The Winthrop School Committee met on Monday, Oct. 25 in the Harvey Hearing Room of Town Hall, where it approved a new superintendent contract and received an update on enrollment.
The School Committee approved a newly updated contract for school superintendent, which includes a salary increase. The current four-year agreement, which expires June 30, 2020, pays $179,000. The new contract would begin July 1, 2022, and would increase the salary to $191,000.
A study of 14 towns and cities across the Commonwealth revealed that the Winthrop superintendent was the lowest paid. These communities were all the same in terms of school enrollment. Even with the increase, the Winthrop superintendent will still be among the lowest earners in the group.
The new agreement also makes other changes, such as allowing the superintendent to enroll in the town’s healthcare like other town employees.
The committee thanked Supt. Lisa Howard, who is in her fifth year in the position, for the extra work she put in during the height of the pandemic, which included working nights, weekends and vacations.
“COVID threw us a loop, but that hasn’t stopped us from moving forward,” she told the committee. “I look forward to the next five years to continue this good work.”
School enrollment sits at 1,906. As of Oct. 1, 61 students were enrolled in the vocational school, and seven in Essex North Shore Agricultural & Technical School. The district is waiting on statistics regarding how many Winthrop children attend outside charter schools. Last year, that number was 21, costing the town $322K.
No Winthrop children have elected to attend in-person public schools in other towns this year. Last year, 10 of them chose to attend one of the two virtual schools recognized by the state and the Dept. of Education. The cost to the town was $461K. Enrollment in virtual school is expected to be lower this year.
High school administrators met with the New England Association of Schools and Colleges (NEASC) on Oct. 5 to discuss the school’s strengths and weaknesses. The high school is excelling in technology education, staff-to-student ratios, professional development and curriculum development. It identified the need to work toward a collective vision of what optimal learning looks like. The district plans to incorporate NEASC’s feedback into its strategic plan.
To date, there has been no in-school spread of the coronavirus. Students are diligently wearing masks and attempting to socially distance when possible. Tests are available for students and staff members who are experiencing symptoms or who have come in contact with a COVID-positive individual.
A study showed that 52 percent of all Winthrop students qualify for free or reduced lunch. That number is likely to increase as parental outreach continues.

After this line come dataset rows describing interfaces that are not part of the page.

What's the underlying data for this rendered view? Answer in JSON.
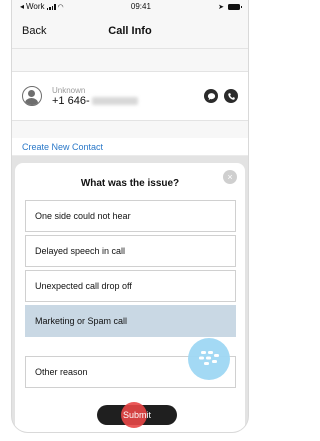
{
  "status_bar": {
    "carrier": "Work",
    "time": "09:41"
  },
  "navbar": {
    "back_label": "Back",
    "title": "Call Info"
  },
  "contact": {
    "name": "Unknown",
    "number": "+1 646-"
  },
  "create_contact_label": "Create New Contact",
  "sheet": {
    "title": "What was the issue?",
    "close_label": "×",
    "options": [
      {
        "label": "One side could not hear",
        "selected": false
      },
      {
        "label": "Delayed speech in call",
        "selected": false
      },
      {
        "label": "Unexpected call drop off",
        "selected": false
      },
      {
        "label": "Marketing or Spam call",
        "selected": true
      }
    ],
    "other_placeholder": "Other reason",
    "submit_label": "Submit"
  },
  "colors": {
    "link": "#2a78c8",
    "selected_option": "#c9d8e4",
    "submit_bg": "#1f1f1f",
    "blackberry_badge": "#9fd8f4",
    "tap_indicator": "#e84646"
  }
}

The district met with the Transportation Safety Advisory Commission last week to discuss the need for crossing guards. After an unsuccessful recruitment attempt, the district will work with an outside agency that specializes in placing crossing guards in communities.
On Nov. 2, district staff will attend a full-day of professional development alongside educators from Chelsea, Everett, Malden and Revere. The regional training will focus on diversity, equity and inclusion in the classroom, and will feature a number of expert speakers.

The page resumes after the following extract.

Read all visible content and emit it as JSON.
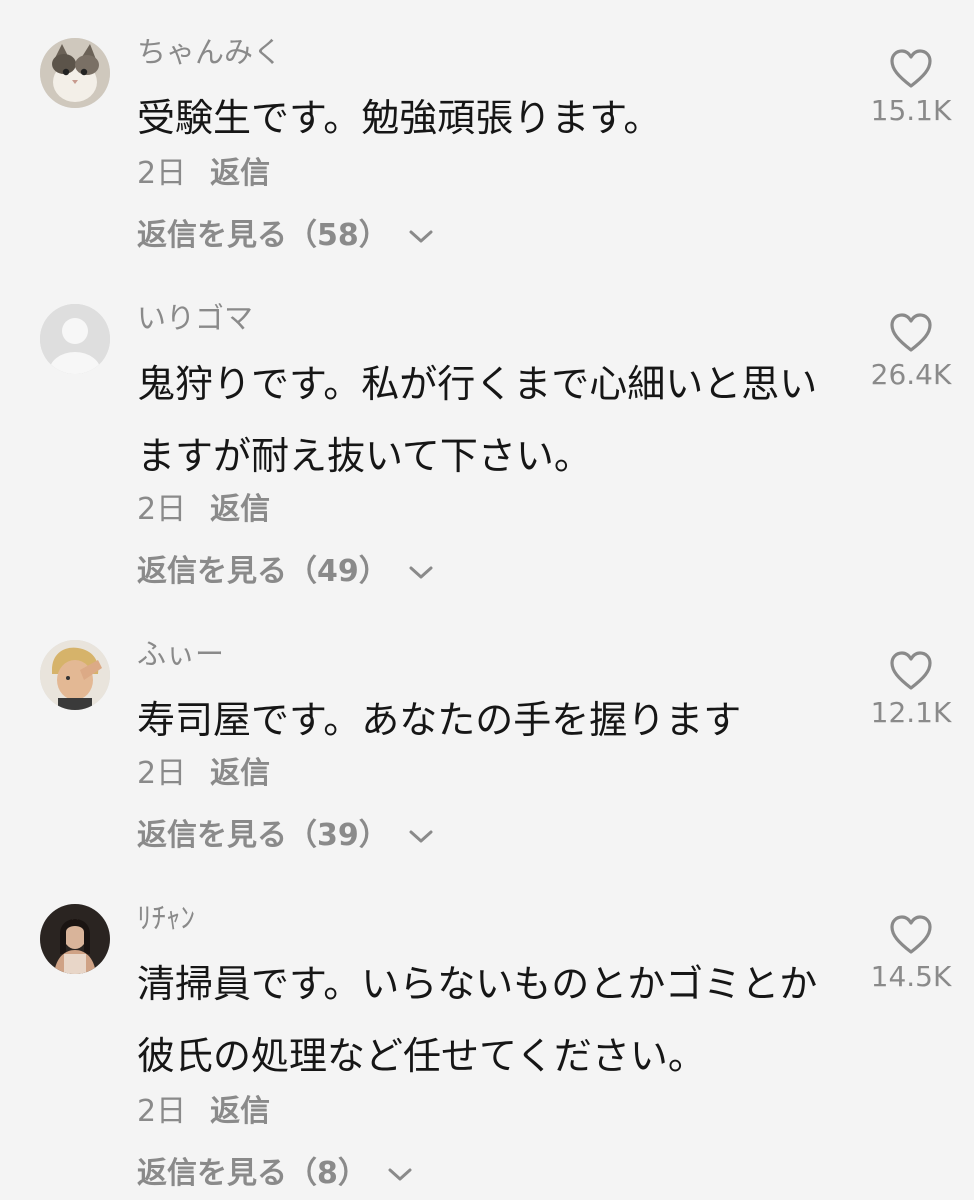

The district is in early stages of budget planning and identifying funding sources for the next school year, a lot which will come in the form of grants.
The district is currently looking to fill a number of positions, including crossing guards, lunch monitors, athletic positions, and ELL/ESP teachers.